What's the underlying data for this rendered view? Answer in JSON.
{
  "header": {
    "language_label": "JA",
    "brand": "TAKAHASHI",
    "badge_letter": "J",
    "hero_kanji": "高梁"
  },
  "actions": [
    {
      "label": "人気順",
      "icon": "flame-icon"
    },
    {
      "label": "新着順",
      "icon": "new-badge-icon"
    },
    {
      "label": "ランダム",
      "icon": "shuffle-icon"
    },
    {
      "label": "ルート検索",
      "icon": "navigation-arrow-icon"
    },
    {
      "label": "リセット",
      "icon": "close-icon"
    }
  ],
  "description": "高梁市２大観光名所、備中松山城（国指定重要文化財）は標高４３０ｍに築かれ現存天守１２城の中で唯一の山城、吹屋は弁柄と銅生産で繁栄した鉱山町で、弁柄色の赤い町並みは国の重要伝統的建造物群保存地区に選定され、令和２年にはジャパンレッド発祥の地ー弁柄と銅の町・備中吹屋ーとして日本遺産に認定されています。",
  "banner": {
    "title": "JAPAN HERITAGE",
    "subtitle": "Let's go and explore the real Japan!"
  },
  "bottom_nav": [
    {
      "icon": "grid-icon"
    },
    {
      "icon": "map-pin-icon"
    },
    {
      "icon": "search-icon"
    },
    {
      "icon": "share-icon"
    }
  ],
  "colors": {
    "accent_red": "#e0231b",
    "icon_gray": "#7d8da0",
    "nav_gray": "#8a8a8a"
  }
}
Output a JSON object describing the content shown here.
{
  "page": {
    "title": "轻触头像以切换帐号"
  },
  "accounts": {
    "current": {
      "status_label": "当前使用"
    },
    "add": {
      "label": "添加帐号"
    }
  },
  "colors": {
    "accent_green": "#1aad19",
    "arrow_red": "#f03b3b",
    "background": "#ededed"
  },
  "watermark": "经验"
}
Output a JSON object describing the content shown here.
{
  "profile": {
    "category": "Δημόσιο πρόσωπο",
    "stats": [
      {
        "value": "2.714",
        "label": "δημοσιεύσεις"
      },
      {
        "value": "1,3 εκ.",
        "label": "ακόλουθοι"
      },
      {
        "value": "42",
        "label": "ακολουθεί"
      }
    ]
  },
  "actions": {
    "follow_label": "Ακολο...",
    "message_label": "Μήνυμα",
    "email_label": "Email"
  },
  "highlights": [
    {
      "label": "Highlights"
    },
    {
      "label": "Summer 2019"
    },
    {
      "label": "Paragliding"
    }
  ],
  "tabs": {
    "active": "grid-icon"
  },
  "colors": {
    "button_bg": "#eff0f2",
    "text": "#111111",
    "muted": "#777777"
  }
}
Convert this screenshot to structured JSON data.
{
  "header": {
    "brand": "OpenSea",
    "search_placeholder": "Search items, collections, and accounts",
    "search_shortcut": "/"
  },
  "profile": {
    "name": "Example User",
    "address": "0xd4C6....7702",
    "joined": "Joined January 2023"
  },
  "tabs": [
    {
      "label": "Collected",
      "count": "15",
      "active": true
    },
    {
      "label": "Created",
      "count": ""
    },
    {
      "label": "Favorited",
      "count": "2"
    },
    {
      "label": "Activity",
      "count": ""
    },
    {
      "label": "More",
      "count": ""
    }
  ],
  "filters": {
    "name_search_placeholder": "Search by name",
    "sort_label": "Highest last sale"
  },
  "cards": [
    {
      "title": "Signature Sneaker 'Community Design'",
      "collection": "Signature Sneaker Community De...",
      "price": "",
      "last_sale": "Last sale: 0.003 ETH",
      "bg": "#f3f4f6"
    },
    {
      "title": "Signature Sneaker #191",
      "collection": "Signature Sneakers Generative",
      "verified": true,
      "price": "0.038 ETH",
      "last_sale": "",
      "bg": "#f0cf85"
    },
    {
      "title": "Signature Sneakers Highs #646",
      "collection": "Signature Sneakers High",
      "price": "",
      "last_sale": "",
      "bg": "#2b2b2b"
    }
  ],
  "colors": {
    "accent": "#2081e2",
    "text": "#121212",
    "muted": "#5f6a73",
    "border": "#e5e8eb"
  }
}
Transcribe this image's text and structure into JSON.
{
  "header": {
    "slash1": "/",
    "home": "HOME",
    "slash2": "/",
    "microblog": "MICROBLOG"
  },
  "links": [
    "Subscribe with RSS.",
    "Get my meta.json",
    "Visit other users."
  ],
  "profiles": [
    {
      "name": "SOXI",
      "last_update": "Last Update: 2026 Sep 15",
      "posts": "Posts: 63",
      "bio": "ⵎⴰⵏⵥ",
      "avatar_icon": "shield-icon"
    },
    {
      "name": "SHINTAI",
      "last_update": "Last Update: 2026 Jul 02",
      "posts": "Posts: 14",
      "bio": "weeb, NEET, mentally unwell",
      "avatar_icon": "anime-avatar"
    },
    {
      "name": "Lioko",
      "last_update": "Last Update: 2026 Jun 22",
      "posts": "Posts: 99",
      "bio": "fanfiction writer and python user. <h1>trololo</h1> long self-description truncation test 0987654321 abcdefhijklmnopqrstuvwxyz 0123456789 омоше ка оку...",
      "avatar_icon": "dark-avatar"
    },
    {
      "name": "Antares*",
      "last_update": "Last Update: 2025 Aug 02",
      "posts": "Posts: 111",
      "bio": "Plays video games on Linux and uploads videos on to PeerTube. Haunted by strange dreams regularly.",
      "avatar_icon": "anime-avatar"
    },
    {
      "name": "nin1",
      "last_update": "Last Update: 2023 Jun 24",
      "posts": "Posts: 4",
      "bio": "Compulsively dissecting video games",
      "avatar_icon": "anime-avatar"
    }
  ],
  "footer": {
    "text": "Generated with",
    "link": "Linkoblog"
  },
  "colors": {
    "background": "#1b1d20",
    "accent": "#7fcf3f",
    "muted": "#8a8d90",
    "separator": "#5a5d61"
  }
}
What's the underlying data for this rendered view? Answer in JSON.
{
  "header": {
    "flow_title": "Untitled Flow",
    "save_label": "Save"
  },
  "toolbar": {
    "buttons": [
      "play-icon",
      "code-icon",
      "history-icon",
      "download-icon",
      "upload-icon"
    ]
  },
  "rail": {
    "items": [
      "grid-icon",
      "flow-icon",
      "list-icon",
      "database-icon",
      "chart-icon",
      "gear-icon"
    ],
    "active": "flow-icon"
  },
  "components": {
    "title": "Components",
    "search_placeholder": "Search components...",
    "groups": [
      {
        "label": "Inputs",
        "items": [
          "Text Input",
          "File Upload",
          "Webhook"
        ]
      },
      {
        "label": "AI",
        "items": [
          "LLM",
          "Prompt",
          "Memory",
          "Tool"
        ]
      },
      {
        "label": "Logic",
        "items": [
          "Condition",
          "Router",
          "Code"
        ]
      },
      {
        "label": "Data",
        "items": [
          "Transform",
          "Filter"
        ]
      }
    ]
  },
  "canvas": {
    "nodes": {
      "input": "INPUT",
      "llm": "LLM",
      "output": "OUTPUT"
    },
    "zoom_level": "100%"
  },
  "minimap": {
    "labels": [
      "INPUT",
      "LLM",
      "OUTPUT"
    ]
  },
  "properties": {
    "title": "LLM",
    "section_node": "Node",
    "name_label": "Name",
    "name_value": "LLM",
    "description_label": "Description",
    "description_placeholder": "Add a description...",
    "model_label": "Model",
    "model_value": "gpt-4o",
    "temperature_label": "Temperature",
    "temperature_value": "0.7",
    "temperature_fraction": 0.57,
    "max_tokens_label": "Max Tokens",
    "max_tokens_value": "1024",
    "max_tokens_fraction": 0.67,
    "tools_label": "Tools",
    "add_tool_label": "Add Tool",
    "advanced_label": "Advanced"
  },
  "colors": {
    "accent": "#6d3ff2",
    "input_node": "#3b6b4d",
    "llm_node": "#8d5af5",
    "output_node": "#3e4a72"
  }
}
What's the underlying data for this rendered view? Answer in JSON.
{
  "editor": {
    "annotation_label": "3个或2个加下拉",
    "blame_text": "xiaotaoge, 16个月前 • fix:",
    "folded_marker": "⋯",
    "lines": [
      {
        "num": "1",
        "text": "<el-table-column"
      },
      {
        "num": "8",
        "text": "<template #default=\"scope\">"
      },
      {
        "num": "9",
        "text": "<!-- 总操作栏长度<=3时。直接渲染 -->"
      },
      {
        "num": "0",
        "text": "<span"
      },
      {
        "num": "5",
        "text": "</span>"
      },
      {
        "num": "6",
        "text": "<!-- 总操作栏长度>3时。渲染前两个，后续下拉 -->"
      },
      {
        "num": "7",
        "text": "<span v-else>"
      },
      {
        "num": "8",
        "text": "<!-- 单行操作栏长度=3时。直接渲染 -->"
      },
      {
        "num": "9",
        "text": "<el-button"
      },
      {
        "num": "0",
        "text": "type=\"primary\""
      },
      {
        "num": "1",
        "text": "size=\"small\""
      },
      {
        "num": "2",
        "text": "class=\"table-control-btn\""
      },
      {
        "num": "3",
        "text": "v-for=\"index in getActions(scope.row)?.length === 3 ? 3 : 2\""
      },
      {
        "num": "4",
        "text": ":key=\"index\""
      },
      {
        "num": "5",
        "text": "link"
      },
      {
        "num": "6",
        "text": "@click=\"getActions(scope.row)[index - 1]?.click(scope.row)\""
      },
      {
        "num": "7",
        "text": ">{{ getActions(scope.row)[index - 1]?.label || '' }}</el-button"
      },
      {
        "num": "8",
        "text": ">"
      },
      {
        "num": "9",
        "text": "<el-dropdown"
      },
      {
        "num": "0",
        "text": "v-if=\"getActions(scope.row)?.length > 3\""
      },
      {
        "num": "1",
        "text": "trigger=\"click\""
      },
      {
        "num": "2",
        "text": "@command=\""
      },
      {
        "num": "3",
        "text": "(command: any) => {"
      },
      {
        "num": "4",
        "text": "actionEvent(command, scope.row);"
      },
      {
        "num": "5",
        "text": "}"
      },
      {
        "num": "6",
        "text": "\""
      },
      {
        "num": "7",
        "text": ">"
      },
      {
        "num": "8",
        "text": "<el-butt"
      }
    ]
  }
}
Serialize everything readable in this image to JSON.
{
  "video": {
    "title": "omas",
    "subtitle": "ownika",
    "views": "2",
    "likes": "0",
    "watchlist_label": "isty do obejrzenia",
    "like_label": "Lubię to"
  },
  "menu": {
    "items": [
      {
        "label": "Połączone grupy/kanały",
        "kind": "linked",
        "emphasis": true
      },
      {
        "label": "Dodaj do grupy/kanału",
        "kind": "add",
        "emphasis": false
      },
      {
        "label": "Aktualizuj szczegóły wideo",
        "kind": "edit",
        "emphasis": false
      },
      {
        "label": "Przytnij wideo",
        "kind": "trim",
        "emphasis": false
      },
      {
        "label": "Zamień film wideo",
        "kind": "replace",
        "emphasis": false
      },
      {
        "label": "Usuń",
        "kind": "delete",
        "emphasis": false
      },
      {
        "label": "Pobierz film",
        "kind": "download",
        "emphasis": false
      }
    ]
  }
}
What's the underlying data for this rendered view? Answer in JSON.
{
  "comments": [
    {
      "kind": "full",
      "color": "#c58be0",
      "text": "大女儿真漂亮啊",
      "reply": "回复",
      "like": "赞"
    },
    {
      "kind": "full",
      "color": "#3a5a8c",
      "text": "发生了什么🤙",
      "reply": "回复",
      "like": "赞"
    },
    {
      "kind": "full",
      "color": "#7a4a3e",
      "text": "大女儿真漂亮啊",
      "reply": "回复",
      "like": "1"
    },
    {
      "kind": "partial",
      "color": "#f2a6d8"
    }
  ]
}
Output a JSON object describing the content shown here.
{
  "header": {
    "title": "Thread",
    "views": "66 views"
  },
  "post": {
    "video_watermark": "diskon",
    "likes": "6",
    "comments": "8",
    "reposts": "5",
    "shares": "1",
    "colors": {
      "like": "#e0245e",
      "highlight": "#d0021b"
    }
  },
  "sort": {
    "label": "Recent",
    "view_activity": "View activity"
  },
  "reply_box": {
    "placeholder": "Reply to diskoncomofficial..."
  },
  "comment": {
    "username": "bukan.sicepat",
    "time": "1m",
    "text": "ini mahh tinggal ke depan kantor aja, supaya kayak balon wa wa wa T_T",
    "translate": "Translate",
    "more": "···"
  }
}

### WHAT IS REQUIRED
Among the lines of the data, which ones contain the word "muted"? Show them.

### SOLUTION TO THE PROBLEM
    "muted": "#777777"
    "muted": "#5f6a73",
    "muted": "#8a8d90",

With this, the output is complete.